Southern Sudan suffered through decades of internal strife and civil war with the north. It has worked in recent weeks to strike peace deals with dissident commanders, but Gai`s rebels have not yet reconciled with the southern government.
Starting Sunday, southern Sudanese will cast simple, illustrated ballots at polling stations under thatched roof shelters in the remote and impoverished countryside and in Juba, a city of simple concrete houses and mud huts that got its first paved roads only in recent years.

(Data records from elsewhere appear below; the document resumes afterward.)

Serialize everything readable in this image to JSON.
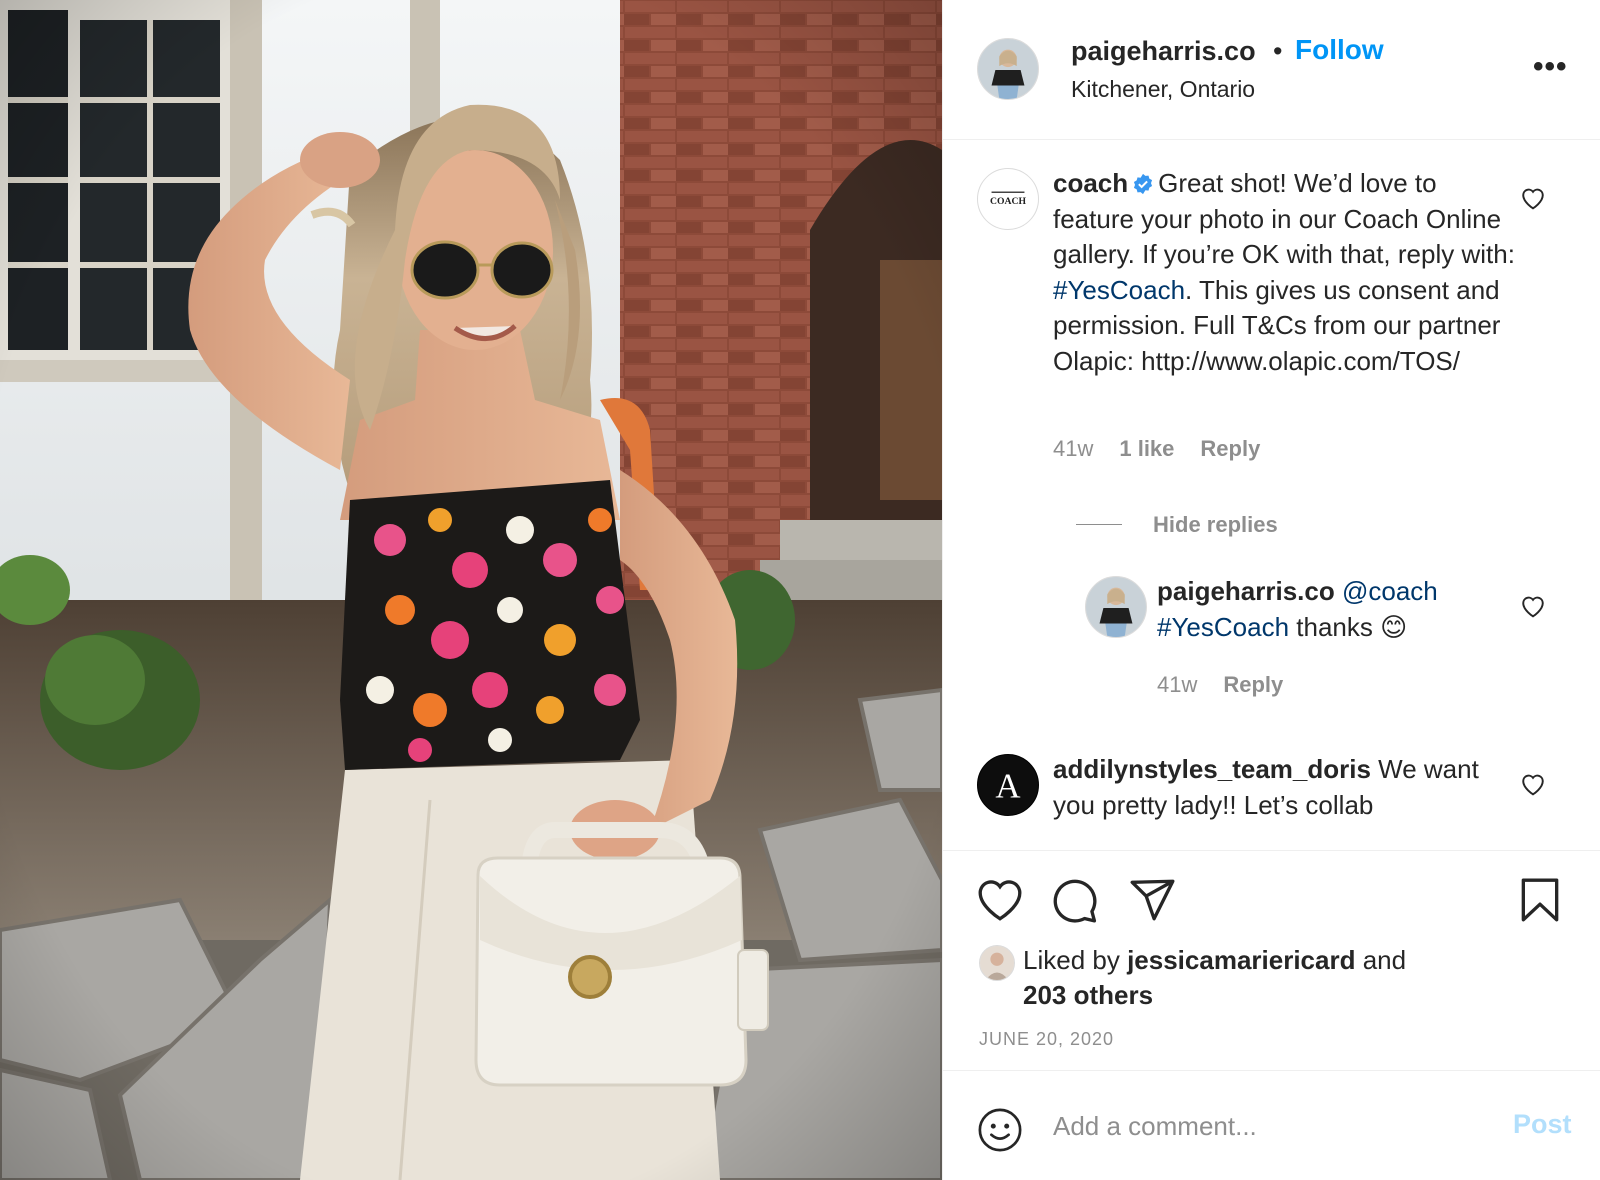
{
  "post": {
    "username": "paigeharris.co",
    "separator": "•",
    "follow_label": "Follow",
    "location": "Kitchener, Ontario",
    "more_label": "•••"
  },
  "comments": [
    {
      "username": "coach",
      "verified": true,
      "text_before": "Great shot! We’d love to feature your photo in our Coach Online gallery. If you’re OK with that, reply with: ",
      "hashtag": "#YesCoach",
      "text_after": ". This gives us consent and permission. Full T&Cs from our partner Olapic: http://www.olapic.com/TOS/",
      "time": "41w",
      "likes": "1 like",
      "reply_label": "Reply",
      "avatar": "coach-logo",
      "avatar_text": "COACH",
      "hide_replies_label": "Hide replies",
      "replies": [
        {
          "username": "paigeharris.co",
          "mention": "@coach",
          "hashtag": "#YesCoach",
          "text": " thanks",
          "emoji": "😊",
          "time": "41w",
          "reply_label": "Reply"
        }
      ]
    },
    {
      "username": "addilynstyles_team_doris",
      "text": " We want you pretty lady!! Let’s collab",
      "avatar": "addilyn-logo",
      "avatar_text": "A"
    }
  ],
  "actions": {
    "like_icon": "heart-icon",
    "comment_icon": "comment-bubble-icon",
    "share_icon": "paper-plane-icon",
    "save_icon": "bookmark-icon"
  },
  "likes": {
    "prefix": "Liked by ",
    "user": "jessicamariericard",
    "middle": " and",
    "others": "203 others"
  },
  "date": "JUNE 20, 2020",
  "add_comment": {
    "placeholder": "Add a comment...",
    "post_label": "Post",
    "emoji_icon": "smiley-icon"
  },
  "colors": {
    "accent": "#0095f6",
    "hashtag": "#00376b",
    "muted": "#8e8e8e",
    "post_disabled": "#b2dffc"
  }
}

If it passes, the referendum will split Africa`s biggest country between the mostly Arab and Muslim north, and the mostly black and Christian or animist south. Southern Sudan would then be on track to become the world`s newest country in July. Outstanding issues like sharing oil wealth, water rights and demarcating the border still have to be agreed to.
Aid groups also fear that southerners living in the north and northerners living in the south will face harassment and abuse.
The US has made the referendum a foreign policy priority and has offered to remove Sudan from the list of state sponsors of terror if Khartoum doesn`t hinder the vote.
Sudan`s 1983-2005 civil war killed an estimated 2 million people and left many others missing one or more limbs. Juba, the southern capital, is full of excitement about Sunday`s vote.
"What we are doing is something that we have not done in our lifetime. This is something that has never happened," said Justice Chan Reec Madut, the top southern official in the referendum commission. "Nobody every bothered to ask the people of Southern Sudan as to what their destiny should be."